This really affected everyone standing there that day. These events were barely mentioned later, because as much as you wanted them to survive, you were watching the walking dead (I fear they knew it too).
We lost one there on the ER table, another on the flight to Ballad Air Base in Northern Iraq , followed by a third death over the Atlantic and the fourth Soldier; he succumbed to his injuries and passed on in San Antonio .
That is what I think about when Memorial Day arrives. It’s the service members who will never return to see their families again. The young men and women who volunteered to serve their country with no thought as to their safety, all willing to pay the ultimate price with their lives.
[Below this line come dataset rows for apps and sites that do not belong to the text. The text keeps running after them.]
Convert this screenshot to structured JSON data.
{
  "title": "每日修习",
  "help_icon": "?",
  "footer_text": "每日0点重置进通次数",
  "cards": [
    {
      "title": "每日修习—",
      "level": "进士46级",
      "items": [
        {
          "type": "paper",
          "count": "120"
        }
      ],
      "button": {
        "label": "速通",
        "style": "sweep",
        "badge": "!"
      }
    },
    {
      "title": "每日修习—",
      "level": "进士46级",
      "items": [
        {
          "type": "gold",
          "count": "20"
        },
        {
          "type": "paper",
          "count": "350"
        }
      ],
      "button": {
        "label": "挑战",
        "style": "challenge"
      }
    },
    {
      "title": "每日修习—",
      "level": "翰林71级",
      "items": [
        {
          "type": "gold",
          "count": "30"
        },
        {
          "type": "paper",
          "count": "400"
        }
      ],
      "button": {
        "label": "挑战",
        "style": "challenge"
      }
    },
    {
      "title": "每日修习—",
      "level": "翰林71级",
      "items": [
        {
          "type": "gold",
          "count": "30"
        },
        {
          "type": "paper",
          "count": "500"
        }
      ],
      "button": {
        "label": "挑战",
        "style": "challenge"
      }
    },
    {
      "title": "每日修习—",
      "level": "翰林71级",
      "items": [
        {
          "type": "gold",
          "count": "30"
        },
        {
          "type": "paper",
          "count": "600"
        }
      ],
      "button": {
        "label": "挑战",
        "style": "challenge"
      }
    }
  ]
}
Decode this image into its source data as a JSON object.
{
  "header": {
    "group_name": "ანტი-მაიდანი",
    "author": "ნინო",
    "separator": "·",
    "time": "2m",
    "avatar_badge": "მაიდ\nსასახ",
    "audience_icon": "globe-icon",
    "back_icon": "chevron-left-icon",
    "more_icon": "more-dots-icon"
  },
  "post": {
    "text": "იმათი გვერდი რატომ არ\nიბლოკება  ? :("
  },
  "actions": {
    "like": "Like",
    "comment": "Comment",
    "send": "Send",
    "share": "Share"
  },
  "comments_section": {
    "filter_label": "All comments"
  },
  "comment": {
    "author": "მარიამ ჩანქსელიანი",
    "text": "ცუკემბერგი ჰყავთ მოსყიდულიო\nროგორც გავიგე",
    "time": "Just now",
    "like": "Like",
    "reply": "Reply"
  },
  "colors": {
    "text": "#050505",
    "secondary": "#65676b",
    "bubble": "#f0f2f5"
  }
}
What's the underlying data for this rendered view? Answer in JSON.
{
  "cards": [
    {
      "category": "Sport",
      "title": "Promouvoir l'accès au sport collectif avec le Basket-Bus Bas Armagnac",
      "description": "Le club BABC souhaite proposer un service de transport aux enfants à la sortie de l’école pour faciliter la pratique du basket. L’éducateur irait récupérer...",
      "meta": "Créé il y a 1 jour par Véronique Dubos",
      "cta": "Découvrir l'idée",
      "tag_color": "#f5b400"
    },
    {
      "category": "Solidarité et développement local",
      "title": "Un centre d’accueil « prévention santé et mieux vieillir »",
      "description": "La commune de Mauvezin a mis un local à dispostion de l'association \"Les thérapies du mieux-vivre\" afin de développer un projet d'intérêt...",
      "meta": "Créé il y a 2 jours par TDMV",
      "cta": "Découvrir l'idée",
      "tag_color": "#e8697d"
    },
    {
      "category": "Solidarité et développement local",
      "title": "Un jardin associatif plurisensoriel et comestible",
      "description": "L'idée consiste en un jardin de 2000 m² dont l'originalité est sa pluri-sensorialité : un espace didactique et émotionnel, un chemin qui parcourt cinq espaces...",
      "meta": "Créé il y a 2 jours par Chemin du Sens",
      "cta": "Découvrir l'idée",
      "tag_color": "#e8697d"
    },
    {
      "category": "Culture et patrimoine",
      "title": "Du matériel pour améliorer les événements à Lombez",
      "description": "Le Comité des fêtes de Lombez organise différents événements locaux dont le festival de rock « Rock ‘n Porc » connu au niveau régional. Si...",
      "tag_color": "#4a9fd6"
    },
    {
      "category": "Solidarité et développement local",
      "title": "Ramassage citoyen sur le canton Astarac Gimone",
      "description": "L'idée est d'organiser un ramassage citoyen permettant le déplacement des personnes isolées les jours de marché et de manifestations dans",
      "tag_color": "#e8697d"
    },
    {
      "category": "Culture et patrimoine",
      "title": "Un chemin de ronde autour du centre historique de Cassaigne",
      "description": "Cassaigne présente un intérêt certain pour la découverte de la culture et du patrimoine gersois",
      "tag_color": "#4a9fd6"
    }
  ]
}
That is what this weekend is about so the rest of America can enjoy the time off Monday with friends.
As you tip that cold drink, cook that steak and hang out with your friends, please remember those men and women who have served over the years to give us the freedoms we have. They paid for it with their lives.
To those men and women, and the many hundreds of thousands before them who have passed, gone West and now guarding the gates of heaven, God Bless you for your duty and Godspeed.
ps, this is a repost from last year and one that I feel captures what Memorial day means to me.